sundin13 said:
Polygon is trash, but I see little in this article to really get upset about. Yeah, people have that knee-jerk reaction to the phrase "toxic masculinity", but if you get past the buzzwords you don't like, there really isn't much being said that is all that controversial. The interviewer could have phrased the question differently to avoid such highly divisive phrases, but it really wouldn't change much of anything about what is being said, and what is being said is a kind of interesting look at how and why Kratos was reimagined and evolved through this immensely popular game.

I don't know, maybe I'm just tired of "outrage culture" and have a hard time getting upset about things that really don't matter.



Gameplay > Graphics

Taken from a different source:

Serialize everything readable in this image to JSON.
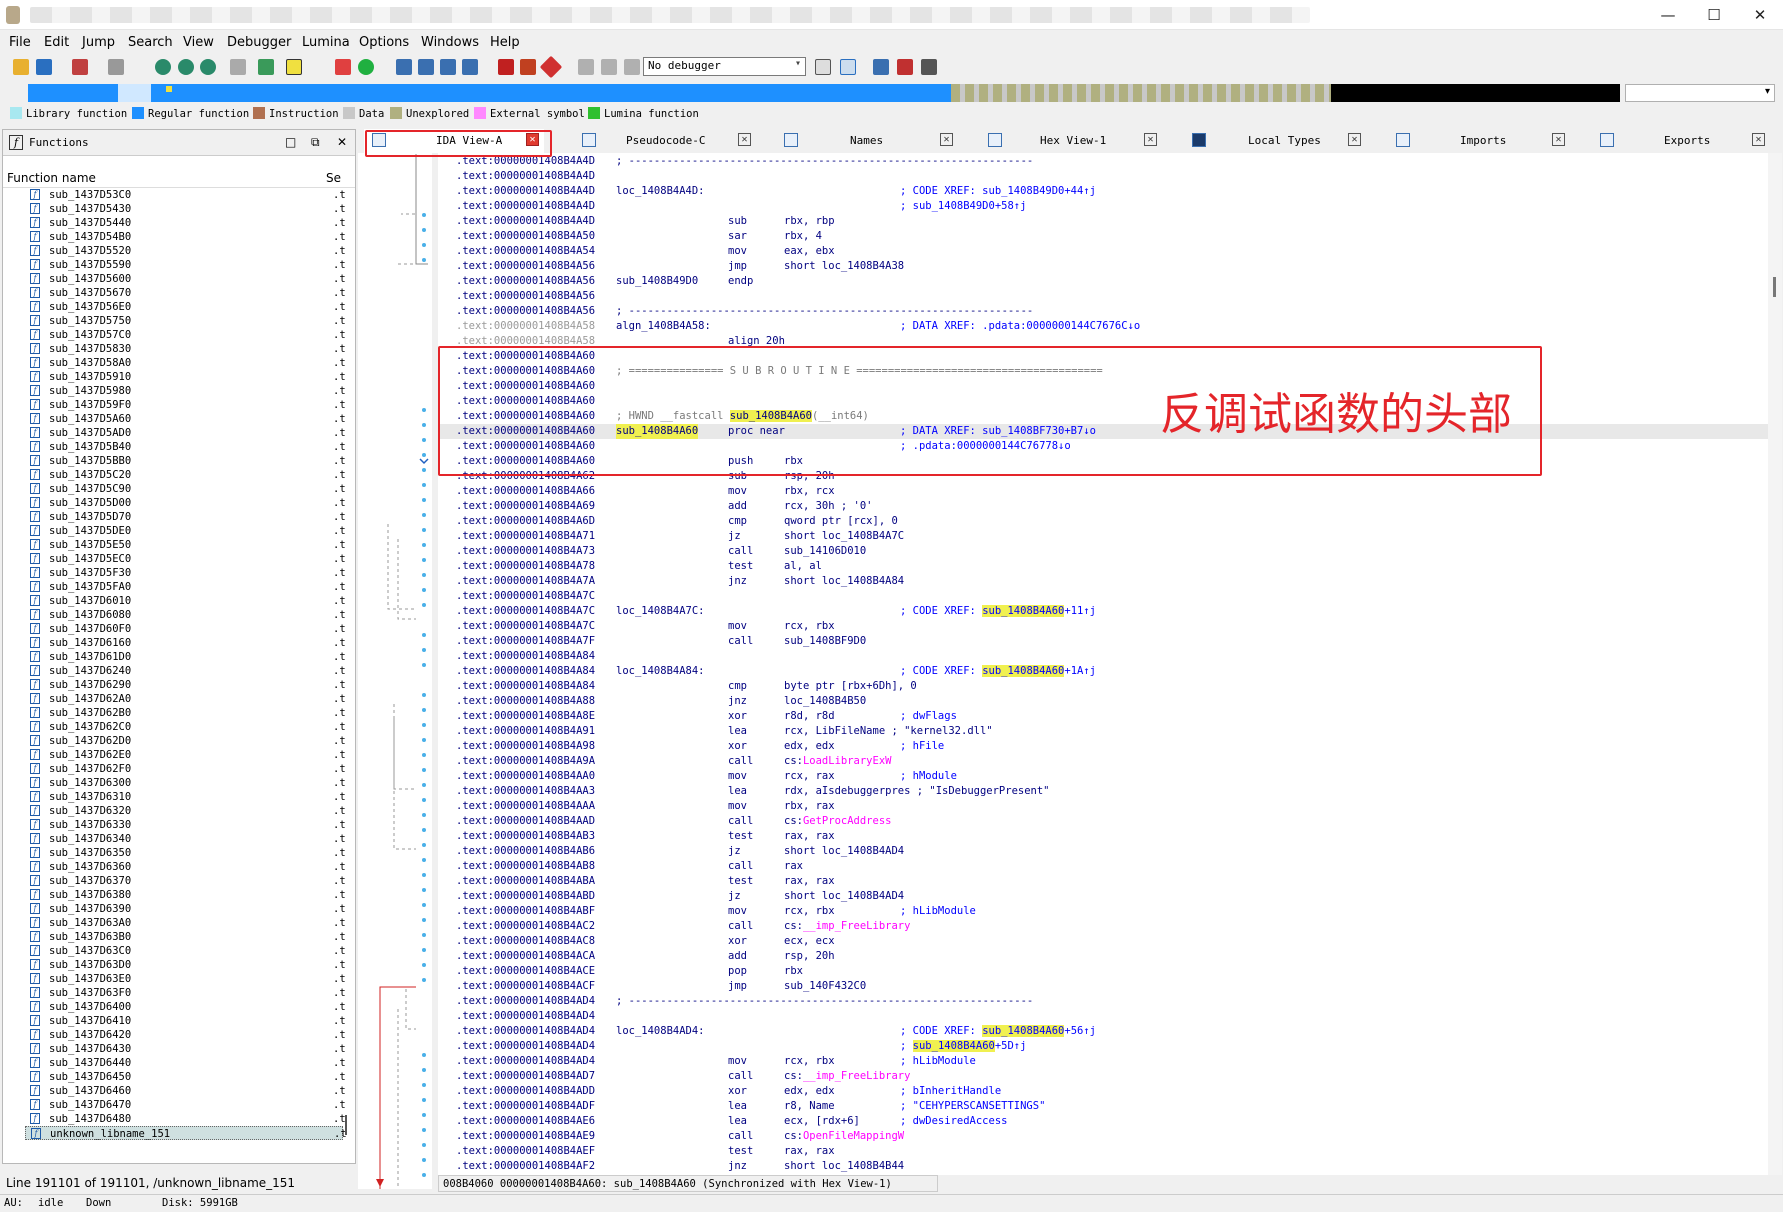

Substance > Style

Art Direction > Realism

Let us duly note here that the same people who voice objection to the "divisive labels" contained in the article linked in the OP are also throwing around terms like "SJWs", "idiots", "children", etc. in the very same breath, and don't see any irony. The same people who deny the existence of masculine toxicity are proposing that detractors to their political line "need to die", complaining about how Lara Croft is supposedly a "masculine" character because she stars in an action franchise, and so on and so forth like this, and don't see how they might be, in so doing, kinda validating the verbiage about which they are complaining. There is more genuine divisiveness contained on this thread than in the linked article.

In the linked interview, God of War's director does not complain about the questions he receives, but instead answers them intelligently, by all implications accepting their framing. Let me propose that that's because he does not necessarily disagree with it himself. Methinks that perhaps our forum rightists simply wish that he did.